This issue of Comment features essays that act as a series of contour drawings of our social architecture. Think of it as a sketchbook for the renewal of our social architecture. It is an unfinished project—too many voices and pictures are left out in this small issue—but it’s a start. The goal will be for our authors to “portray exactly what they observe, instead of what they think their subject is supposed to look like.” Of course, as John Berger notes, there are ways of seeing. But that’s the point. Christian social thought is a particular way of seeing. Nicolaïdes describes the point of contour drawings as helping the artist to be “guided more by the sense of touch than by sight”—something that resonates beautifully with a religion that lives by faith, not by sight, but whose God can be touched. This issue will be a collection of sketches from Christians who are creating in a variety of realms and can help our readers do the same. In some cases, the resonances with new, creative life will be clear: Joe Colyn’s call for regenerative architecture, for instance. Others will draw attention to the layers and difficulty of moral and social renewal—Anne Snyder’s contour drawing of philanthropy and character is a case in point. And others—here I’m thinking of Hannah LaGrand’s connection between staring at a wall and a robust public square—will be almost completely intangible, yet as fundamental as a foundation is to a cathedral.

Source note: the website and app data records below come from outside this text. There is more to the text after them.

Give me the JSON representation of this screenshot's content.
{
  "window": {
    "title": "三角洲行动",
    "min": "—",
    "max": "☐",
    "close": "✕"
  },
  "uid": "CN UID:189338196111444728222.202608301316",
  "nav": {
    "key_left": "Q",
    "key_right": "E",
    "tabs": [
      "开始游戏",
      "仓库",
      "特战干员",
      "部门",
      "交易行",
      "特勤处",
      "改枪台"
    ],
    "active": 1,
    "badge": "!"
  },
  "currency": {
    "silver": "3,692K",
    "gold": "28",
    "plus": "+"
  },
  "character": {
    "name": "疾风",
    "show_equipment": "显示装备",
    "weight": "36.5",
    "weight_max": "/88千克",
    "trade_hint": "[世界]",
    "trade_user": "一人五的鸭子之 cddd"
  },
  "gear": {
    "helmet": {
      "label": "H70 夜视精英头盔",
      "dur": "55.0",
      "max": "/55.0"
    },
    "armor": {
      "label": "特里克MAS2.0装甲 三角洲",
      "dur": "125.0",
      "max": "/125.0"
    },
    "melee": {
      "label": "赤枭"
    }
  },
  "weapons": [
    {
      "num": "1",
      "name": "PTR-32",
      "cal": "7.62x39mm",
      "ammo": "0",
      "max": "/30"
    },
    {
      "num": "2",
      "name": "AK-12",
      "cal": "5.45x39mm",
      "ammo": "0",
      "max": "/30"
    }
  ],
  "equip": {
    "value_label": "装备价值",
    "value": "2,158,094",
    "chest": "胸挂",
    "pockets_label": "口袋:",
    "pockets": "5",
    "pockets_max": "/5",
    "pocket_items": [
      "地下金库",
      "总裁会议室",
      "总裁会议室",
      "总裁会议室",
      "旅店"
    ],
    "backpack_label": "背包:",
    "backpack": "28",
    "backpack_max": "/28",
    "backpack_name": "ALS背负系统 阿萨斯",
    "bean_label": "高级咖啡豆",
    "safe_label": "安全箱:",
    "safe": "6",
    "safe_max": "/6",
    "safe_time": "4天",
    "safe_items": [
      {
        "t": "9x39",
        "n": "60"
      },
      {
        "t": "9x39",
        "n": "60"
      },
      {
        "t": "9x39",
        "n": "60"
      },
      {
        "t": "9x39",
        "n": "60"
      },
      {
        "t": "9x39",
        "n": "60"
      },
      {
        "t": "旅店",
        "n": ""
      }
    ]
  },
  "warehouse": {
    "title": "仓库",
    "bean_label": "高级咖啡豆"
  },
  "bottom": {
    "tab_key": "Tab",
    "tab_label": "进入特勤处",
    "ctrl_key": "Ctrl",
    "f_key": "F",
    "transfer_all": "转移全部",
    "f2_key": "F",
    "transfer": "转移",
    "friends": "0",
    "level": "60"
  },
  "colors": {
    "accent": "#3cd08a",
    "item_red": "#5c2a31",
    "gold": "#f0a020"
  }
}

You might say that, given our propensity for the mass production of idols, the correct response is to take up the hammer and smash. There is something to that. We are told to hate that which is evil, and to love that which is good. But if evil is, as Augustine would have it, a privation of goodness, perhaps we can hate evil best by putting our hammers to creative use.